▶ _What you have to do_
When a line of the records below contains the string "title", copy that whole line.

Collected data
────────────────────────────────────────

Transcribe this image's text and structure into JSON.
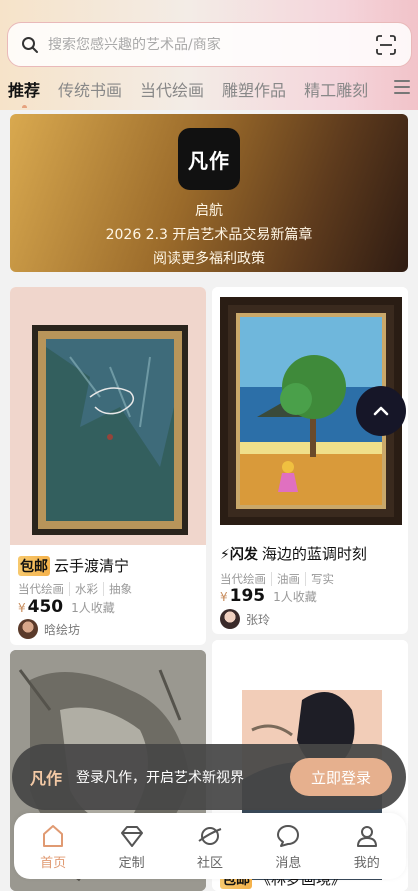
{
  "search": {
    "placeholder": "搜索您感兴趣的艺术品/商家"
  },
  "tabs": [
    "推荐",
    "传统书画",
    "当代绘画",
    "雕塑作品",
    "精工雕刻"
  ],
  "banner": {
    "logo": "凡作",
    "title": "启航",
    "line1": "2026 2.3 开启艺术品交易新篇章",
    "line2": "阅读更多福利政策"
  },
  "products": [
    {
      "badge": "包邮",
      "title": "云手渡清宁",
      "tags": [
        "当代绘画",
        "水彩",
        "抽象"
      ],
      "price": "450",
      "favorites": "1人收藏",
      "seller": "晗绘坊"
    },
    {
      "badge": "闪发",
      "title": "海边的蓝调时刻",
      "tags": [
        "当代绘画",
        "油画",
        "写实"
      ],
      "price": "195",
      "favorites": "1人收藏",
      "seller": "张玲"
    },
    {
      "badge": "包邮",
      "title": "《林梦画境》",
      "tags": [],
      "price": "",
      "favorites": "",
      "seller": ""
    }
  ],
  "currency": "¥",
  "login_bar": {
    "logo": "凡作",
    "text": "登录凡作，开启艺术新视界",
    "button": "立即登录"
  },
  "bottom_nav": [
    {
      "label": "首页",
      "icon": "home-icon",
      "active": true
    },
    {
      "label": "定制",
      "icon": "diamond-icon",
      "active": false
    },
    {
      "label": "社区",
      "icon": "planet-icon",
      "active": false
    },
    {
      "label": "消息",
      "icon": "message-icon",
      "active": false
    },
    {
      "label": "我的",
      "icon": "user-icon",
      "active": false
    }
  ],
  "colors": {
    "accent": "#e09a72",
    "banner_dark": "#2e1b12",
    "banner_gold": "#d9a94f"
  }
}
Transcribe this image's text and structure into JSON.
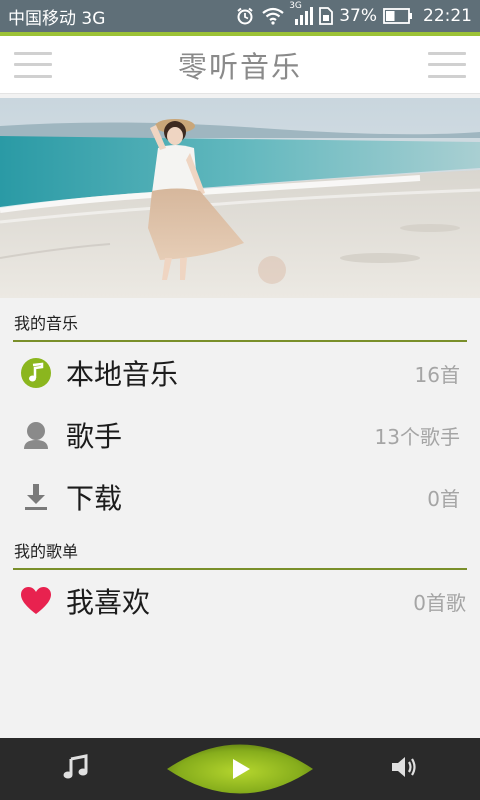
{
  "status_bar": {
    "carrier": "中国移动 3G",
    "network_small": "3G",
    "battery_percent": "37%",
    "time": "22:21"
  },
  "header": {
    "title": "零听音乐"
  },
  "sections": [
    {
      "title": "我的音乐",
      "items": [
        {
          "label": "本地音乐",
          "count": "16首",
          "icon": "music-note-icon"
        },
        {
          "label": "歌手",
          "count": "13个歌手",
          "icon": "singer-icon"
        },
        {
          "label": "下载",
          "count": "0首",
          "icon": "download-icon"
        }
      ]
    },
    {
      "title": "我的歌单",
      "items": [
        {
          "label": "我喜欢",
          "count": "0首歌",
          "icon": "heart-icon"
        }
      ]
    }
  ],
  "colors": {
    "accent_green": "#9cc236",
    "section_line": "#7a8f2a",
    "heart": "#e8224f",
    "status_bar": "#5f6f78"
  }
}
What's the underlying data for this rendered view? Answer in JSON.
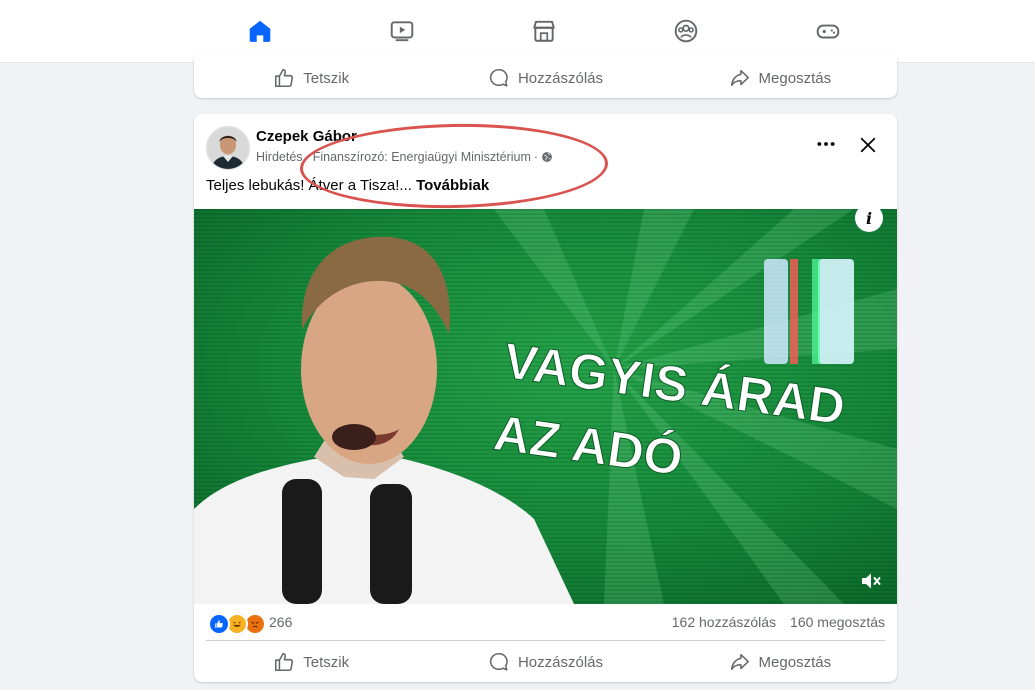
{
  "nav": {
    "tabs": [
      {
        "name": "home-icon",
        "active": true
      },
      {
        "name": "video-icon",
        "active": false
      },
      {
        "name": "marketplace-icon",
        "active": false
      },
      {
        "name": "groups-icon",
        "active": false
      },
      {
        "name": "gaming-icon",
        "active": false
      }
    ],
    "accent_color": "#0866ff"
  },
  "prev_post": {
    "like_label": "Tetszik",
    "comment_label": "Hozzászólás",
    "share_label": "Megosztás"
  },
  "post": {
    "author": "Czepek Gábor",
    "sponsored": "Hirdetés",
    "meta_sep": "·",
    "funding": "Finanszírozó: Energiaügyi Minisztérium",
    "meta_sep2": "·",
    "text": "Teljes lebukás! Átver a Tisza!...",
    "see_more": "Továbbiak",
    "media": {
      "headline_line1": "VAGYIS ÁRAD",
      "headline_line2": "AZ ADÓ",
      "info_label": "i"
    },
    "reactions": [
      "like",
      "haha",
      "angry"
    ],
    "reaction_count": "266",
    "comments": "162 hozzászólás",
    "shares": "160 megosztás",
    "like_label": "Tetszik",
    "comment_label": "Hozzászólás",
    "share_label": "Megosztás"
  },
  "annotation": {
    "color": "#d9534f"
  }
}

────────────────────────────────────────

▶ _Completed task_
    "title": "启航",
      "title": "云手渡清宁",
      "title": "海边的蓝调时刻",
      "title": "《林梦画境》",
    "title": "零听音乐"
      "title": "我的音乐",
      "title": "我的歌单",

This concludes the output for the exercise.